John Huston Introduction (0:50, HD): the writer-director comments on what the film is presenting.
Pharos of Chaos (1:59:02, HD): a 1983 documentary on actor Sterling Hayden finding him living in solitary on a river barge and ruminating often while high on grass or booze about his present vagabond lifestyle, his writing, his appearance before HUAC, and his movie career.
Eddie Muller Video Essay (24:10, HD): the film noir historian breaks down components of the film and its participants before and behind the camera.
John Bailey Interview (20:12, HD): the cinematographer analyzes the visual techniques in the movie accomplished by director John Huston and his Oscar-winning cinematographer Harold Rosson.
City Lights (48:28, HD): a magnificent 1979 interview of writer-director John Huston by Canadian interviewer Brian Linehan who is able to touch on only a fraction of the director’s large filmography of classic titles.
The Huston Touch (6:01): an audio recording of John Huston commenting on his writing process and the design of the film’s look and sound.
Theatrical Trailer (2:37, HD)
Enclosed Pamphlet: contains the cast and crew list, information on the video and audio transfer, and critic Geoffrey O’Brien’s analysis of the film.
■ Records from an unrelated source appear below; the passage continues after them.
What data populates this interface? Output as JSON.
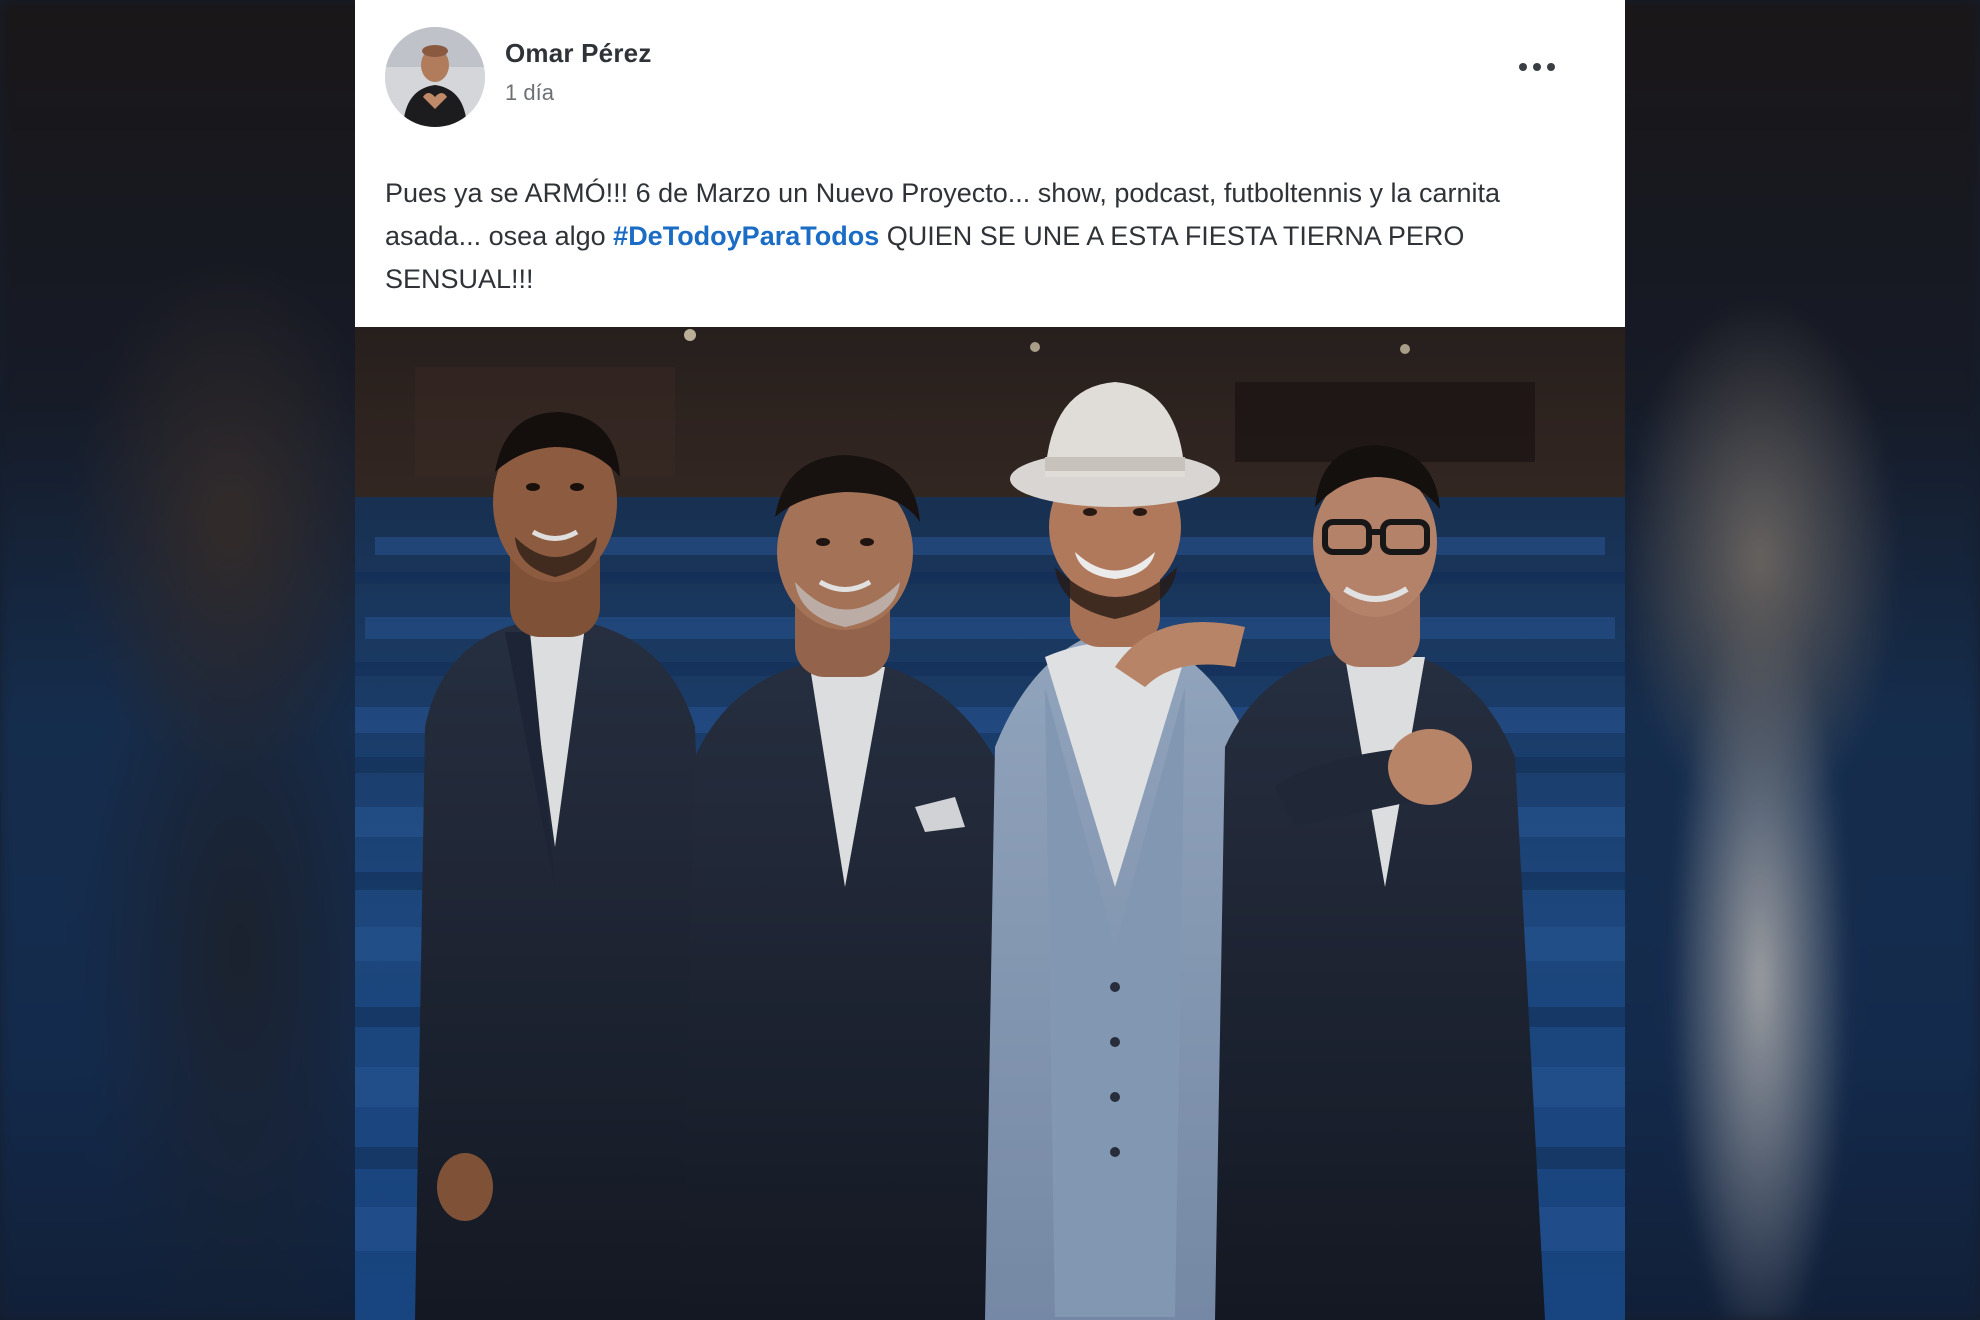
{
  "post": {
    "author": {
      "name": "Omar Pérez"
    },
    "time": "1 día",
    "text": {
      "before_hashtag": "Pues ya se ARMÓ!!! 6 de Marzo un Nuevo Proyecto... show, podcast, futboltennis y la carnita asada... osea algo ",
      "hashtag": "#DeTodoyParaTodos",
      "after_hashtag": " QUIEN SE UNE A ESTA FIESTA TIERNA PERO SENSUAL!!!"
    },
    "more_icon": "more-horizontal-icon",
    "photo": {
      "subject": "four-men-in-theater-photo"
    }
  },
  "colors": {
    "card_bg": "#ffffff",
    "text": "#2f3337",
    "muted": "#6d7175",
    "hashtag": "#1a6cc4",
    "seat_blue": "#1e4f8f"
  }
}
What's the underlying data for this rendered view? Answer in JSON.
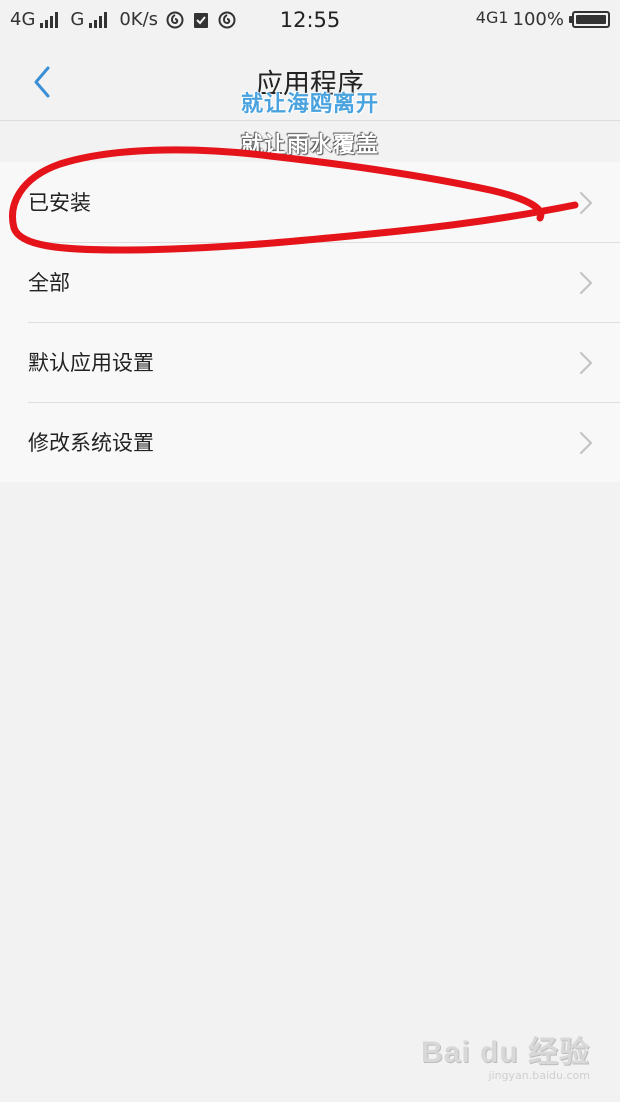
{
  "status_bar": {
    "net1": "4G",
    "net2": "G",
    "speed": "0K/s",
    "time": "12:55",
    "net_right": "4G1",
    "battery": "100%",
    "icons": [
      "signal-icon",
      "signal-icon",
      "netease-music-icon",
      "clipboard-check-icon",
      "netease-music-icon",
      "battery-icon"
    ]
  },
  "nav": {
    "title": "应用程序",
    "back_icon": "chevron-left-icon"
  },
  "watermark": {
    "line1": "就让海鸥离开",
    "line2": "就让雨水覆盖"
  },
  "menu": {
    "items": [
      {
        "label": "已安装"
      },
      {
        "label": "全部"
      },
      {
        "label": "默认应用设置"
      },
      {
        "label": "修改系统设置"
      }
    ],
    "item_icon": "chevron-right-icon"
  },
  "logo": {
    "main": "Bai du 经验",
    "sub": "jingyan.baidu.com"
  },
  "colors": {
    "accent": "#3a8fd6",
    "annotation": "#e5141b",
    "background": "#f2f2f2",
    "list_bg": "#f8f8f8"
  }
}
Timeline: can be pulled up from the menu or by pushing the red button on the remote. It shows you your progress on the disc, the title of the chapter you’re now in, and index markers for the commentary that goes along with the film, all of which can be switched on the fly. Additionally, two other buttons on the remote can place or remove bookmarks if you decide to stop viewing before reaching the end of the film or want to mark specific places for later reference.
An undisputed classic heist film, The Asphalt Jungle has only gotten more respected and studied in the years since its initial release, and Criterion’s Blu-ray release finally gives it the home video transfer such a masterpiece deserves. Complete with a magnificent set of bonus features, this Criterion release comes with the highest recommendation.